Metal, wood, plastic, glass? What’s best for patio furniture and why? Any downsides to these materials? “Again, it’s all about placement. Everyone loves the look and durability of wood, especially teak; however, to keep its golden color, teak requires a little sanding and the re-applications of solutions to keep that color. If you favor the wood look but don’t want the upkeep, the Envirowood/plastic furniture is the best alternative. Aluminum requires the least amount of maintenance; however, is not maintenance-free. A little Pledge or clear wax goes a long way to keep the frames looking good.

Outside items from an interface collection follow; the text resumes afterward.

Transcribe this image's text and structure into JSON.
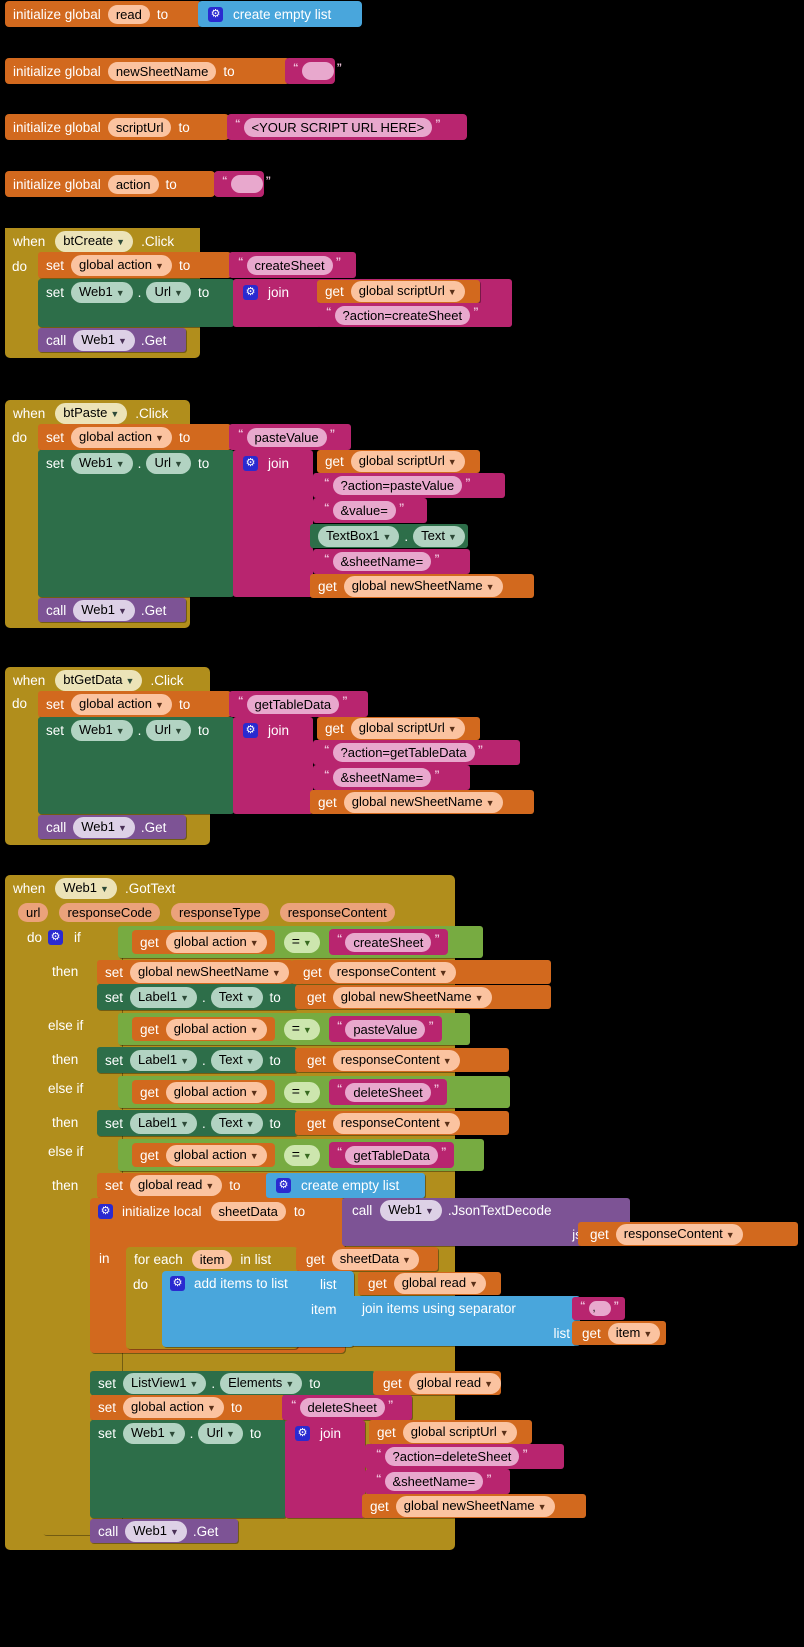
{
  "app": {
    "name": "MIT App Inventor Blocks Editor"
  },
  "globals": [
    {
      "keyword": "initialize global",
      "name": "read",
      "to": "to",
      "value_kind": "create-empty-list",
      "value": "create empty list"
    },
    {
      "keyword": "initialize global",
      "name": "newSheetName",
      "to": "to",
      "value_kind": "text",
      "value": ""
    },
    {
      "keyword": "initialize global",
      "name": "scriptUrl",
      "to": "to",
      "value_kind": "text",
      "value": "<YOUR SCRIPT URL HERE>"
    },
    {
      "keyword": "initialize global",
      "name": "action",
      "to": "to",
      "value_kind": "text",
      "value": ""
    }
  ],
  "words": {
    "when": "when",
    "do": "do",
    "then": "then",
    "else_if": "else if",
    "if": "if",
    "in": "in",
    "to": "to",
    "set": "set",
    "get": "get",
    "call": "call",
    "join": "join",
    "list": "list",
    "item": "item",
    "for_each": "for each",
    "in_list": "in list",
    "initialize_local": "initialize local",
    "url": "url",
    "create_empty_list": "create empty list",
    "add_items_to_list": "add items to list",
    "join_items_using_separator": "join items using separator",
    "equals": "=",
    "dot": ".",
    "jsonText": "jsonText",
    "comma": ","
  },
  "events": {
    "btCreate": {
      "component": "btCreate",
      "event": ".Click",
      "statements": [
        {
          "type": "set-global",
          "target": "global action",
          "to": "to",
          "value_kind": "text",
          "value": "createSheet"
        },
        {
          "type": "set-component",
          "component": "Web1",
          "property": "Url",
          "to": "to",
          "value_kind": "join",
          "join_args": [
            {
              "kind": "get",
              "label": "get",
              "value": "global scriptUrl"
            },
            {
              "kind": "text",
              "value": "?action=createSheet"
            }
          ]
        },
        {
          "type": "call",
          "label": "call",
          "component": "Web1",
          "method": ".Get"
        }
      ]
    },
    "btPaste": {
      "component": "btPaste",
      "event": ".Click",
      "statements": [
        {
          "type": "set-global",
          "target": "global action",
          "to": "to",
          "value_kind": "text",
          "value": "pasteValue"
        },
        {
          "type": "set-component",
          "component": "Web1",
          "property": "Url",
          "to": "to",
          "value_kind": "join",
          "join_args": [
            {
              "kind": "get",
              "label": "get",
              "value": "global scriptUrl"
            },
            {
              "kind": "text",
              "value": "?action=pasteValue"
            },
            {
              "kind": "text",
              "value": "&value="
            },
            {
              "kind": "component-get",
              "component": "TextBox1",
              "property": "Text"
            },
            {
              "kind": "text",
              "value": "&sheetName="
            },
            {
              "kind": "get",
              "label": "get",
              "value": "global newSheetName"
            }
          ]
        },
        {
          "type": "call",
          "label": "call",
          "component": "Web1",
          "method": ".Get"
        }
      ]
    },
    "btGetData": {
      "component": "btGetData",
      "event": ".Click",
      "statements": [
        {
          "type": "set-global",
          "target": "global action",
          "to": "to",
          "value_kind": "text",
          "value": "getTableData"
        },
        {
          "type": "set-component",
          "component": "Web1",
          "property": "Url",
          "to": "to",
          "value_kind": "join",
          "join_args": [
            {
              "kind": "get",
              "label": "get",
              "value": "global scriptUrl"
            },
            {
              "kind": "text",
              "value": "?action=getTableData"
            },
            {
              "kind": "text",
              "value": "&sheetName="
            },
            {
              "kind": "get",
              "label": "get",
              "value": "global newSheetName"
            }
          ]
        },
        {
          "type": "call",
          "label": "call",
          "component": "Web1",
          "method": ".Get"
        }
      ]
    },
    "gotText": {
      "component": "Web1",
      "event": ".GotText",
      "params": [
        "url",
        "responseCode",
        "responseType",
        "responseContent"
      ],
      "branches": [
        {
          "keyword": "if",
          "cond_get": "global action",
          "op": "=",
          "cond_text": "createSheet"
        },
        {
          "keyword": "else if",
          "cond_get": "global action",
          "op": "=",
          "cond_text": "pasteValue"
        },
        {
          "keyword": "else if",
          "cond_get": "global action",
          "op": "=",
          "cond_text": "deleteSheet"
        },
        {
          "keyword": "else if",
          "cond_get": "global action",
          "op": "=",
          "cond_text": "getTableData"
        }
      ],
      "then1": [
        {
          "type": "set-global",
          "target": "global newSheetName",
          "to": "to",
          "value_kind": "get",
          "value": "responseContent"
        },
        {
          "type": "set-component",
          "component": "Label1",
          "property": "Text",
          "to": "to",
          "value_kind": "get",
          "value": "global newSheetName"
        }
      ],
      "then2": [
        {
          "type": "set-component",
          "component": "Label1",
          "property": "Text",
          "to": "to",
          "value_kind": "get",
          "value": "responseContent"
        }
      ],
      "then3": [
        {
          "type": "set-component",
          "component": "Label1",
          "property": "Text",
          "to": "to",
          "value_kind": "get",
          "value": "responseContent"
        }
      ],
      "then4": {
        "set_read": {
          "target": "global read",
          "to": "to",
          "value": "create empty list"
        },
        "local": {
          "keyword": "initialize local",
          "name": "sheetData",
          "to": "to",
          "call_label": "call",
          "call_component": "Web1",
          "call_method": ".JsonTextDecode",
          "arg_label": "jsonText",
          "arg_get": "responseContent"
        },
        "loop": {
          "for_each": "for each",
          "var": "item",
          "in_list": "in list",
          "list_get": "sheetData",
          "do_label": "do",
          "add": {
            "label": "add items to list",
            "list_label": "list",
            "list_get": "global read",
            "item_label": "item",
            "joiner_label": "join items using separator",
            "separator": ",",
            "inner_list_label": "list",
            "inner_list_get": "item"
          }
        },
        "tail": [
          {
            "type": "set-component",
            "component": "ListView1",
            "property": "Elements",
            "to": "to",
            "value_kind": "get",
            "value": "global read"
          },
          {
            "type": "set-global",
            "target": "global action",
            "to": "to",
            "value_kind": "text",
            "value": "deleteSheet"
          },
          {
            "type": "set-component",
            "component": "Web1",
            "property": "Url",
            "to": "to",
            "value_kind": "join",
            "join_args": [
              {
                "kind": "get",
                "label": "get",
                "value": "global scriptUrl"
              },
              {
                "kind": "text",
                "value": "?action=deleteSheet"
              },
              {
                "kind": "text",
                "value": "&sheetName="
              },
              {
                "kind": "get",
                "label": "get",
                "value": "global newSheetName"
              }
            ]
          },
          {
            "type": "call",
            "label": "call",
            "component": "Web1",
            "method": ".Get"
          }
        ]
      }
    }
  },
  "colors": {
    "variable": "#d2691e",
    "list": "#49a6dc",
    "text": "#b8256f",
    "control": "#b18e1c",
    "logic": "#77ab41",
    "component_set": "#2d6e49",
    "method_call": "#7d5395",
    "background": "#000000"
  }
}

“You can’t ‘kill’ wrought iron with its weight and durability, but you have to be ready to deal with a little rusting should the metal become exposed through the paint. Again, a little maintenance in finding and re-sealing those areas with a little paint or new foot glides, and you’ll be good to go. Glass is just not sold as much any more, however, it is inexpensive and easy to maintain, and it is replaceable in case of breakage.”

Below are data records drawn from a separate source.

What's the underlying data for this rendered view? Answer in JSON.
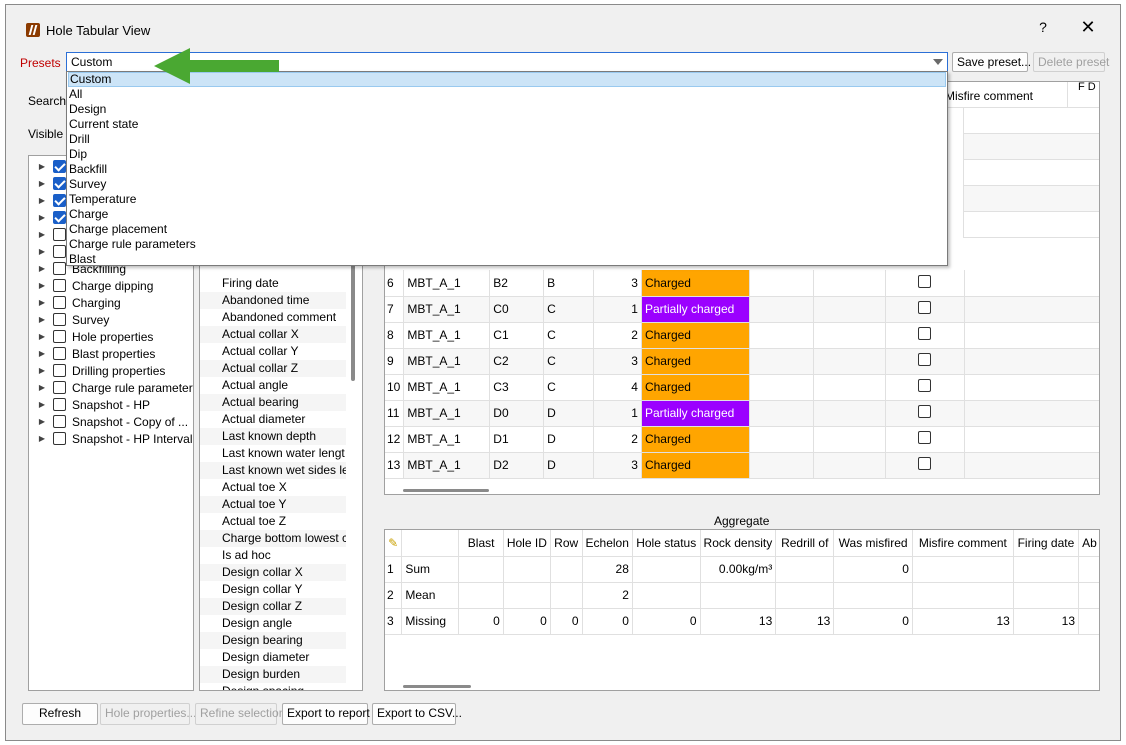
{
  "window": {
    "title": "Hole Tabular View",
    "help": "?",
    "close": "✕"
  },
  "presets": {
    "label": "Presets",
    "selected": "Custom",
    "save_label": "Save preset...",
    "delete_label": "Delete preset",
    "options": [
      "Custom",
      "All",
      "Design",
      "Current state",
      "Drill",
      "Dip",
      "Backfill",
      "Survey",
      "Temperature",
      "Charge",
      "Charge placement",
      "Charge rule parameters",
      "Blast"
    ]
  },
  "left": {
    "search_label": "Search",
    "visible_label": "Visible c"
  },
  "tree": [
    {
      "label": "",
      "checked": true
    },
    {
      "label": "",
      "checked": true
    },
    {
      "label": "",
      "checked": true
    },
    {
      "label": "",
      "checked": true
    },
    {
      "label": "",
      "checked": false
    },
    {
      "label": "",
      "checked": false
    },
    {
      "label": "Backfilling",
      "checked": false
    },
    {
      "label": "Charge dipping",
      "checked": false
    },
    {
      "label": "Charging",
      "checked": false
    },
    {
      "label": "Survey",
      "checked": false
    },
    {
      "label": "Hole properties",
      "checked": false
    },
    {
      "label": "Blast properties",
      "checked": false
    },
    {
      "label": "Drilling properties",
      "checked": false
    },
    {
      "label": "Charge rule parameter",
      "checked": false
    },
    {
      "label": "Snapshot - HP",
      "checked": false
    },
    {
      "label": "Snapshot - Copy of ...",
      "checked": false
    },
    {
      "label": "Snapshot - HP Interval",
      "checked": false
    }
  ],
  "columns_list": [
    "Firing date",
    "Abandoned time",
    "Abandoned comment",
    "Actual collar X",
    "Actual collar Y",
    "Actual collar Z",
    "Actual angle",
    "Actual bearing",
    "Actual diameter",
    "Last known depth",
    "Last known water lengt",
    "Last known wet sides le",
    "Actual toe X",
    "Actual toe Y",
    "Actual toe Z",
    "Charge bottom lowest c",
    "Is ad hoc",
    "Design collar X",
    "Design collar Y",
    "Design collar Z",
    "Design angle",
    "Design bearing",
    "Design diameter",
    "Design burden",
    "Design spacing"
  ],
  "grid": {
    "header_visible": [
      "ed",
      "Misfire comment",
      "F D"
    ],
    "rows": [
      {
        "n": "6",
        "blast": "MBT_A_1",
        "hole": "B2",
        "row": "B",
        "ech": "3",
        "status": "Charged",
        "kind": "charged"
      },
      {
        "n": "7",
        "blast": "MBT_A_1",
        "hole": "C0",
        "row": "C",
        "ech": "1",
        "status": "Partially charged",
        "kind": "partial"
      },
      {
        "n": "8",
        "blast": "MBT_A_1",
        "hole": "C1",
        "row": "C",
        "ech": "2",
        "status": "Charged",
        "kind": "charged"
      },
      {
        "n": "9",
        "blast": "MBT_A_1",
        "hole": "C2",
        "row": "C",
        "ech": "3",
        "status": "Charged",
        "kind": "charged"
      },
      {
        "n": "10",
        "blast": "MBT_A_1",
        "hole": "C3",
        "row": "C",
        "ech": "4",
        "status": "Charged",
        "kind": "charged"
      },
      {
        "n": "11",
        "blast": "MBT_A_1",
        "hole": "D0",
        "row": "D",
        "ech": "1",
        "status": "Partially charged",
        "kind": "partial"
      },
      {
        "n": "12",
        "blast": "MBT_A_1",
        "hole": "D1",
        "row": "D",
        "ech": "2",
        "status": "Charged",
        "kind": "charged"
      },
      {
        "n": "13",
        "blast": "MBT_A_1",
        "hole": "D2",
        "row": "D",
        "ech": "3",
        "status": "Charged",
        "kind": "charged"
      }
    ]
  },
  "aggregate": {
    "title": "Aggregate",
    "corner_icon": "edit-icon",
    "headers": [
      "Blast",
      "Hole ID",
      "Row",
      "Echelon",
      "Hole status",
      "Rock density",
      "Redrill of",
      "Was misfired",
      "Misfire comment",
      "Firing date",
      "Ab"
    ],
    "rows": [
      {
        "n": "1",
        "label": "Sum",
        "cells": [
          "",
          "",
          "",
          "28",
          "",
          "0.00kg/m³",
          "",
          "0",
          "",
          "",
          ""
        ]
      },
      {
        "n": "2",
        "label": "Mean",
        "cells": [
          "",
          "",
          "",
          "2",
          "",
          "",
          "",
          "",
          "",
          "",
          ""
        ]
      },
      {
        "n": "3",
        "label": "Missing",
        "cells": [
          "0",
          "0",
          "0",
          "0",
          "0",
          "13",
          "13",
          "0",
          "13",
          "13",
          ""
        ]
      }
    ]
  },
  "bottom": {
    "refresh": "Refresh",
    "hole_properties": "Hole properties...",
    "refine": "Refine selection",
    "export_report": "Export to report",
    "export_csv": "Export to CSV..."
  },
  "colors": {
    "charged": "#ffa500",
    "partial": "#9b00ff",
    "accent": "#2b6fd6",
    "presets_label": "#c00000",
    "annotation_arrow": "#4aa832"
  }
}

Savory Spice Shop demystifies the entire process of seasoning food for the grill. For the amateur, the alchemy that goes into seasoning mixes and rubs might as well be complex logarithmic equations. Gamble herself spoke highly of the quality of products coming from Able Blakley’s shop on Western Avenue. We asked him what products worked best with the food we were writing about.
Long’s Peak Pork Chop Rub. Made with hickory sea salt, the rub works as well on tenderloin as chops. It’s one of Blakley’s go-tos.
Park Hill Maple Pepper Spice. Works for the tenderloin, and Blakley uses it for grilled sweet potatoes, too.
Makrut Lime Sea Salt. “It’s awesome on grilled corn, and it’s the proper name of the racially offensive kaffir lime,” Blakley says. Bonus: this one makes a great salt for margarita rims.
County Clare Blend. A delicious combination of onion, lemon peel, thyme and other herbs and seasonings.
Fumee de Sel. Wood chips from French Chardonnay barrels are used to smoke the salt in this blend. What else do you need to know?
Great Plains Bison and Beef Rub. This one was created in Blakley’s shop. A rich blend of coffee, coriander, thyme and other ingredients. Mix it in with the meat and then sprinkle a little more on top.
Mount Olympus Blend. A Greek-style seasoning with citrus and mint. Perfect for lamb burgers with tzatziki.